╔══

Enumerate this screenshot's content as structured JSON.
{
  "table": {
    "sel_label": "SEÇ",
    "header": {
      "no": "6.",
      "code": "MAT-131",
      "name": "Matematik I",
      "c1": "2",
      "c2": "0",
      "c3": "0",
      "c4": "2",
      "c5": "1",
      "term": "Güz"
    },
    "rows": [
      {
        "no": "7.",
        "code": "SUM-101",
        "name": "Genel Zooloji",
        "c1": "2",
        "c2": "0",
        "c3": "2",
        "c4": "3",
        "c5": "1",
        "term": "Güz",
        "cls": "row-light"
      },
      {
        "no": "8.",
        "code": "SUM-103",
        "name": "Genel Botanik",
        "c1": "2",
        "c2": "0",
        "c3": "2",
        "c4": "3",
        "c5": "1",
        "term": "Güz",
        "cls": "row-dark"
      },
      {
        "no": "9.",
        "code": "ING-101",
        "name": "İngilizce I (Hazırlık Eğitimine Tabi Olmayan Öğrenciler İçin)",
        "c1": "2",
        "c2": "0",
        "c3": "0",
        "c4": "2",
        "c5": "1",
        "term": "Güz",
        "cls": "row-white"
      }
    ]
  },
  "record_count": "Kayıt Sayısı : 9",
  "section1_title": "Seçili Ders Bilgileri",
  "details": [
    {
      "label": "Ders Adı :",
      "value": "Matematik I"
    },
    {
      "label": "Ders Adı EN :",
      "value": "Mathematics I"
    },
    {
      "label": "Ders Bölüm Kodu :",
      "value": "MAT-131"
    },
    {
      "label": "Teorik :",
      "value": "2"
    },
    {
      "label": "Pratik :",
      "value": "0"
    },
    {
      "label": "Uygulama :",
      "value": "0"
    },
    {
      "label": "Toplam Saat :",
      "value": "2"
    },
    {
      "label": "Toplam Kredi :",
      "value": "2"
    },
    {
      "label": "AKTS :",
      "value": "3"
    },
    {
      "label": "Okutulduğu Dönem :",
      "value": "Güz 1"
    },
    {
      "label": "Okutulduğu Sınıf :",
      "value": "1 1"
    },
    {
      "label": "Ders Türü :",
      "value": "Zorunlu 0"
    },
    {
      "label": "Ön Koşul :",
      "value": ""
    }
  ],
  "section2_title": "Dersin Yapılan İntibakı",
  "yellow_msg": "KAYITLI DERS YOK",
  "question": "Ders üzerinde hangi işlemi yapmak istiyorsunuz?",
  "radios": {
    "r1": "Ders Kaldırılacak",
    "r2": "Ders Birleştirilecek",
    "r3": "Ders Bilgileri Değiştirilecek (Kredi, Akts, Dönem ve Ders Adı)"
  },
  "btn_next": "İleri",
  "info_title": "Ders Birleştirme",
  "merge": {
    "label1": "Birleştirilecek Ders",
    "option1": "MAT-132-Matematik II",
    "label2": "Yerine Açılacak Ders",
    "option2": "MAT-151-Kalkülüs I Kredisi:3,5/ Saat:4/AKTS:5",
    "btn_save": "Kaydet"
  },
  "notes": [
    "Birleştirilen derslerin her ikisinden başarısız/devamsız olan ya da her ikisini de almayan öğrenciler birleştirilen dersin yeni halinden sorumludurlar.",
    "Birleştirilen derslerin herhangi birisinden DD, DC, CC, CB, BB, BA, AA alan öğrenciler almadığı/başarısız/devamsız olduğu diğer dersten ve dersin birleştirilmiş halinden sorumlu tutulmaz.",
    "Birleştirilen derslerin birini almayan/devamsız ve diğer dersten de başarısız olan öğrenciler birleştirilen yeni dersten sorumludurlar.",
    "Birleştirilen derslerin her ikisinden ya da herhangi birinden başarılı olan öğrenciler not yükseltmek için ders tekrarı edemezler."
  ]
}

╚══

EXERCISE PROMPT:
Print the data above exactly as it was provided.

RESPONSE TO THIS EXERCISE:
Enumerate this screenshot's content as structured JSON.
{
  "table": {
    "sel_label": "SEÇ",
    "header": {
      "no": "6.",
      "code": "MAT-131",
      "name": "Matematik I",
      "c1": "2",
      "c2": "0",
      "c3": "0",
      "c4": "2",
      "c5": "1",
      "term": "Güz"
    },
    "rows": [
      {
        "no": "7.",
        "code": "SUM-101",
        "name": "Genel Zooloji",
        "c1": "2",
        "c2": "0",
        "c3": "2",
        "c4": "3",
        "c5": "1",
        "term": "Güz",
        "cls": "row-light"
      },
      {
        "no": "8.",
        "code": "SUM-103",
        "name": "Genel Botanik",
        "c1": "2",
        "c2": "0",
        "c3": "2",
        "c4": "3",
        "c5": "1",
        "term": "Güz",
        "cls": "row-dark"
      },
      {
        "no": "9.",
        "code": "ING-101",
        "name": "İngilizce I (Hazırlık Eğitimine Tabi Olmayan Öğrenciler İçin)",
        "c1": "2",
        "c2": "0",
        "c3": "0",
        "c4": "2",
        "c5": "1",
        "term": "Güz",
        "cls": "row-white"
      }
    ]
  },
  "record_count": "Kayıt Sayısı : 9",
  "section1_title": "Seçili Ders Bilgileri",
  "details": [
    {
      "label": "Ders Adı :",
      "value": "Matematik I"
    },
    {
      "label": "Ders Adı EN :",
      "value": "Mathematics I"
    },
    {
      "label": "Ders Bölüm Kodu :",
      "value": "MAT-131"
    },
    {
      "label": "Teorik :",
      "value": "2"
    },
    {
      "label": "Pratik :",
      "value": "0"
    },
    {
      "label": "Uygulama :",
      "value": "0"
    },
    {
      "label": "Toplam Saat :",
      "value": "2"
    },
    {
      "label": "Toplam Kredi :",
      "value": "2"
    },
    {
      "label": "AKTS :",
      "value": "3"
    },
    {
      "label": "Okutulduğu Dönem :",
      "value": "Güz 1"
    },
    {
      "label": "Okutulduğu Sınıf :",
      "value": "1 1"
    },
    {
      "label": "Ders Türü :",
      "value": "Zorunlu 0"
    },
    {
      "label": "Ön Koşul :",
      "value": ""
    }
  ],
  "section2_title": "Dersin Yapılan İntibakı",
  "yellow_msg": "KAYITLI DERS YOK",
  "question": "Ders üzerinde hangi işlemi yapmak istiyorsunuz?",
  "radios": {
    "r1": "Ders Kaldırılacak",
    "r2": "Ders Birleştirilecek",
    "r3": "Ders Bilgileri Değiştirilecek (Kredi, Akts, Dönem ve Ders Adı)"
  },
  "btn_next": "İleri",
  "info_title": "Ders Birleştirme",
  "merge": {
    "label1": "Birleştirilecek Ders",
    "option1": "MAT-132-Matematik II",
    "label2": "Yerine Açılacak Ders",
    "option2": "MAT-151-Kalkülüs I Kredisi:3,5/ Saat:4/AKTS:5",
    "btn_save": "Kaydet"
  },
  "notes": [
    "Birleştirilen derslerin her ikisinden başarısız/devamsız olan ya da her ikisini de almayan öğrenciler birleştirilen dersin yeni halinden sorumludurlar.",
    "Birleştirilen derslerin herhangi birisinden DD, DC, CC, CB, BB, BA, AA alan öğrenciler almadığı/başarısız/devamsız olduğu diğer dersten ve dersin birleştirilmiş halinden sorumlu tutulmaz.",
    "Birleştirilen derslerin birini almayan/devamsız ve diğer dersten de başarısız olan öğrenciler birleştirilen yeni dersten sorumludurlar.",
    "Birleştirilen derslerin her ikisinden ya da herhangi birinden başarılı olan öğrenciler not yükseltmek için ders tekrarı edemezler."
  ]
}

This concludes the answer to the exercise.